/usr/share/wordpress/wp-config.php:

/etc/haproxy/haproxy.cfg:

As a final touch, I copied the brute force sandboxing scheme straight from this blog post by Baptiste Assmann over at haproxy.com.

 

Securing an Internet accessible server – Part 2

In part 1 we made it significantly harder to gain access to our server once it is opened up to the Internet – but we’re not quite ready for that yet. In this post we’re exploring a firewall in Ubuntu, ufw, which stands for “uncomplicated firewall”, and we’ll set up some additional hardening using Fail2Ban to protect ourselves from some common repeated attacks.

Continue reading “Securing an Internet accessible server – Part 2”

Securing an Internet accessible server – Part 1

This article is part of a series. Part 2.

Let’s look at a simple scenario, and see how common tools in the Linux and BSD world can help us:

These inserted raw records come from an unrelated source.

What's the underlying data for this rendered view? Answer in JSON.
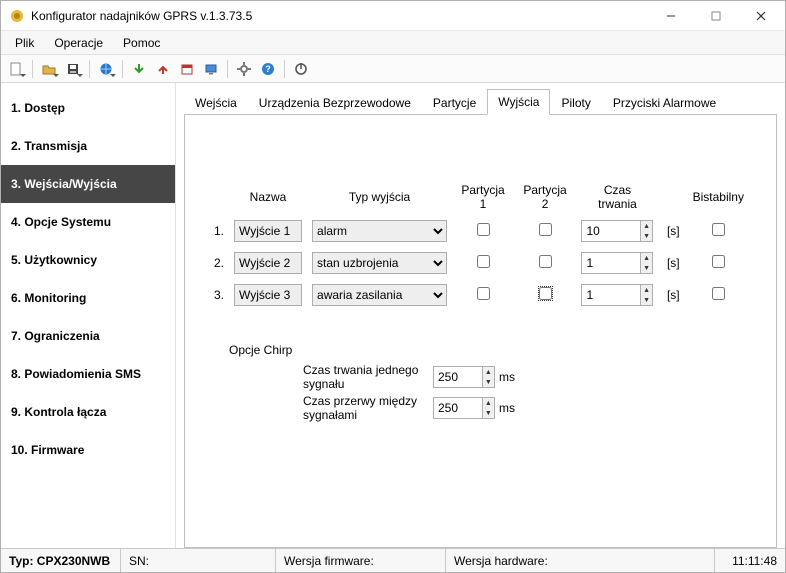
{
  "window": {
    "title": "Konfigurator nadajników GPRS v.1.3.73.5"
  },
  "menubar": {
    "items": [
      "Plik",
      "Operacje",
      "Pomoc"
    ]
  },
  "sidebar": {
    "items": [
      "1. Dostęp",
      "2. Transmisja",
      "3. Wejścia/Wyjścia",
      "4. Opcje Systemu",
      "5. Użytkownicy",
      "6. Monitoring",
      "7. Ograniczenia",
      "8. Powiadomienia SMS",
      "9. Kontrola łącza",
      "10. Firmware"
    ],
    "active_index": 2
  },
  "tabs": {
    "items": [
      "Wejścia",
      "Urządzenia Bezprzewodowe",
      "Partycje",
      "Wyjścia",
      "Piloty",
      "Przyciski Alarmowe"
    ],
    "active_index": 3
  },
  "outputs": {
    "headers": {
      "name": "Nazwa",
      "type": "Typ wyjścia",
      "part1": "Partycja 1",
      "part2": "Partycja 2",
      "duration": "Czas trwania",
      "bistable": "Bistabilny"
    },
    "unit": "[s]",
    "rows": [
      {
        "idx": "1.",
        "name": "Wyjście 1",
        "type": "alarm",
        "p1": false,
        "p2": false,
        "duration": "10",
        "bi": false
      },
      {
        "idx": "2.",
        "name": "Wyjście 2",
        "type": "stan uzbrojenia",
        "p1": false,
        "p2": false,
        "duration": "1",
        "bi": false
      },
      {
        "idx": "3.",
        "name": "Wyjście 3",
        "type": "awaria zasilania",
        "p1": false,
        "p2": false,
        "duration": "1",
        "bi": false
      }
    ]
  },
  "chirp": {
    "title": "Opcje Chirp",
    "label_signal": "Czas trwania jednego sygnału",
    "label_gap": "Czas przerwy między sygnałami",
    "signal_value": "250",
    "gap_value": "250",
    "unit": "ms"
  },
  "statusbar": {
    "type_label": "Typ:",
    "type_value": "CPX230NWB",
    "sn_label": "SN:",
    "fw_label": "Wersja firmware:",
    "hw_label": "Wersja hardware:",
    "clock": "11:11:48"
  }
}
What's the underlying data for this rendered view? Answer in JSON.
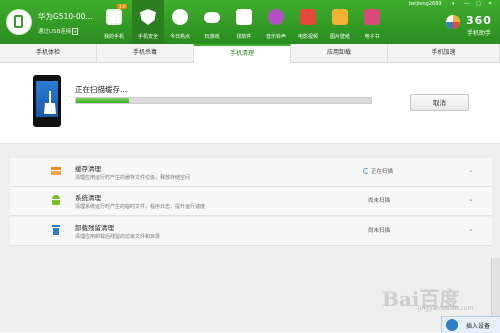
{
  "device": {
    "name": "华为G510-00...",
    "connection": "通过USB连接",
    "conn_toggle": "▾"
  },
  "nav": [
    {
      "label": "我的手机",
      "icon": "my-phone-icon",
      "badge": "1.0"
    },
    {
      "label": "手机安全",
      "icon": "shield-icon",
      "active": true
    },
    {
      "label": "今日热点",
      "icon": "hot-news-icon"
    },
    {
      "label": "玩游戏",
      "icon": "gamepad-icon"
    },
    {
      "label": "找软件",
      "icon": "software-icon"
    },
    {
      "label": "音乐铃声",
      "icon": "music-icon"
    },
    {
      "label": "电影视频",
      "icon": "video-icon"
    },
    {
      "label": "图片壁纸",
      "icon": "wallpaper-icon"
    },
    {
      "label": "电子书",
      "icon": "ebook-icon"
    }
  ],
  "user": "beijieng2689",
  "window_controls": [
    "▾",
    "—",
    "□",
    "✕"
  ],
  "logo": {
    "text": "360",
    "subtitle": "手机助手"
  },
  "tabs": [
    "手机体检",
    "手机杀毒",
    "手机清理",
    "应用卸载",
    "手机加速"
  ],
  "active_tab": "手机清理",
  "scan": {
    "status_text": "正在扫描缓存...",
    "progress": 0.18,
    "cancel_label": "取消"
  },
  "items": [
    {
      "icon": "cache-clean-icon",
      "title": "缓存清理",
      "desc": "清理应用运行时产生的缓存文件垃圾，释放存储空间",
      "status": "正在扫描",
      "scanning": true,
      "chevron": "⌄"
    },
    {
      "icon": "android-icon",
      "title": "系统清理",
      "desc": "清理系统运行时产生的临时文件，程序日志，提升运行速度",
      "status": "尚未扫描",
      "scanning": false,
      "chevron": "⌄"
    },
    {
      "icon": "trash-icon",
      "title": "卸载残留清理",
      "desc": "清理应用卸载后残留的垃圾文件和目录",
      "status": "尚未扫描",
      "scanning": false,
      "chevron": "⌄"
    }
  ],
  "watermark": {
    "brand": "Bai",
    "brand2": "百度",
    "sub": "jingyan.baidu.com"
  },
  "popup": {
    "text": "插入设备"
  },
  "colors": {
    "brand_green": "#3fae2d",
    "accent_blue": "#5aa0d8",
    "progress_fill": "#3fae2d"
  }
}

We want to be able to remote control a server from wherever in the world, but we really don’t want others to be able to log on to it.

In the real world, this is common enough. Understandably, though, anyone who even has a slight understanding of the risks involved will be somewhat nervous about creating a potential hole in the barricades protecting their network. With a little knowledge, we can achieve the relevant access while minimizing the risks.

In this first part, we’re configuring the Secure Shell for asymmetric key logon rather than the generally speaking less secure username/password combination we’re used to.

Continue reading “Securing an Internet accessible server – Part 1”